Shopping trolleys with suit cases strapped around a piano, a framed artwork of cigarette-butts in the shape of a woman, test tubes that double up as chess pieces—a walk through the whitewashed ground floor labyrinth of the National Gallery of Modern Art (NGMA), New Delhi will leave you astounded. On display are 300 pieces by 28 artists including Marcel Duchamp, Joseph Beuys, Nam June Paik and Takako Saito, all part of a travelling exhibition , Fluxus in Germany 1962-1994: A Long Story with Many Knots which is being held in association with the Goethe-Institut.
Fluxus was never classified as a movement. Why?
We never really thought of ourselves as a movement; it was a group of friends. We enjoyed working with each other because we had a similar approach and outlook to life, art…
But, isn’t that how movements begin—when people with a similar approach come together?
Sometimes, yes.

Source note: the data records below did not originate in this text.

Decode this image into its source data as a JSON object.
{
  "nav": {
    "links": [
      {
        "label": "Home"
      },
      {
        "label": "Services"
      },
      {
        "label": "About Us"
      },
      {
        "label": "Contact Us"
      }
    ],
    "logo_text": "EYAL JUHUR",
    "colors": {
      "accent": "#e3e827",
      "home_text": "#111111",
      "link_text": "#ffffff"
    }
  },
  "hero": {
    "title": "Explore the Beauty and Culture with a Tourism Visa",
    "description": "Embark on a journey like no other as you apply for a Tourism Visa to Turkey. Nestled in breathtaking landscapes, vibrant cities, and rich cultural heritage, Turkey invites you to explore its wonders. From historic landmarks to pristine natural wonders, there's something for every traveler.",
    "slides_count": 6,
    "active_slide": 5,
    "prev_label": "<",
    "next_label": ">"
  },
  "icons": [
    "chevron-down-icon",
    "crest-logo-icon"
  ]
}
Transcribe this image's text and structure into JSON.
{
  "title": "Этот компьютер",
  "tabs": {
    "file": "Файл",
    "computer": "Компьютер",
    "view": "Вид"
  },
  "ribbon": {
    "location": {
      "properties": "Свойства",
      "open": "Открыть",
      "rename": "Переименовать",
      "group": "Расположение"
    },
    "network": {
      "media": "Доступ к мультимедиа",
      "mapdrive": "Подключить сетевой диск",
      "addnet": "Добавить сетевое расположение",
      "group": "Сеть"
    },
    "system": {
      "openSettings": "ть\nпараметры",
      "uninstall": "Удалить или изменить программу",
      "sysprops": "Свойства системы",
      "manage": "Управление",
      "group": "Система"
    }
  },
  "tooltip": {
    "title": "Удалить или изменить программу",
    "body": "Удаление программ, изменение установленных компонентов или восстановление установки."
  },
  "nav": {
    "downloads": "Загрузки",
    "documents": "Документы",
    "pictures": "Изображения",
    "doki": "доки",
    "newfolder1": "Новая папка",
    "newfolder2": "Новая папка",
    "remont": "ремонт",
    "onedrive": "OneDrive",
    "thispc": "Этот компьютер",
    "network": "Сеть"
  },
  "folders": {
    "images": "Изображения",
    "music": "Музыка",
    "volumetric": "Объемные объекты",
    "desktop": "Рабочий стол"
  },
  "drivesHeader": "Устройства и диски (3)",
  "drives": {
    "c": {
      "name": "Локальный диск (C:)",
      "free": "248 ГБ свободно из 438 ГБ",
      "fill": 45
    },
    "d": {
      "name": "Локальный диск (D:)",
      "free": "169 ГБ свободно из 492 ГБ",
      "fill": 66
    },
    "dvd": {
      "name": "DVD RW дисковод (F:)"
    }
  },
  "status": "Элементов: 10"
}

Sometimes, one strong person describes what art should be, writes a manifesto and everybody falls in line for a while. Surrealism and Andre Breton was a movement like that. But Fluxus was more an exchange of ideas.
Patterson with A Short History of Twentieth Century Art (Photo by: Ramesh Pathania / Mint )
Starting 1964, George Maciunas wrote at least five different manifestos about what Fluxus should be or is, but the problem is that nobody else ever signed it. So, they exist but, as I say, one should not take them terribly seriously. In retrospect, it is more documentation than direction.
What, according to you, was the catalyst for Fluxus?
The basic motivation of Fluxus was probably socially and politically oriented. But then to realize how one wanted to change the world, if you will, you had to find new ways to communicate, and so that was the reason for the experimentation.
By the mid-1950s—remembering that two strong areas for Fluxus were Germany and Japan—both countries had sort of recovered financially and had begun restructuring after devastating defeat. Many young people started to look at their culture, found causes of war and militancy in the culture itself and they wanted to change the basic approach to culture.
Is there a need for a similar attitude today?
The system is such these days that it absorbs everything. Even in art, everything or anything is acceptable, so that’s why nothing exciting is happening. In this era, there is no wall to bang your head against. When Fluxus artists got together in the 1960s, there were thick walls.
How did you become involved with Fluxus?
My original training is as a musician and composer. I had been working a little bit with “primitive” electronic music in the late 1950s. I met John Cage quite by chance in 1960 in New York and saw a performance of some works by artists who were doing experimental work. It was the pre-Fluxus era. It was an overnight conversion for me. I discovered I could do a lot of different things and so, I began working in this direction.
In 1962, George (Maciunas) came to Europe and, among other activities, created a festival to publicize a magazine he was working on, called Fluxus . He learnt about my work from various artists in Germany and asked me if I would like to participate in the festival, which I did. He published some of my works in the magazine. That’s how, in short, I came to Fluxus.
But you did not stay with Fluxus throughout?
To do an alternative kind of art, unless you have money from another source, is more or less impossible to continue. I made work and participated infrequently with the group after 1968, mostly because there was family to be fed and children to be sent to school. As a Fluxus artist, it wasn’t possible to do that financially. Let’s say, I did the day job (worked in art-related fields) and when there was time, I made Fluxus works.
The exhibition is on display till 4 June at National Gallery of Modern Art, Jaipur House, New Delhi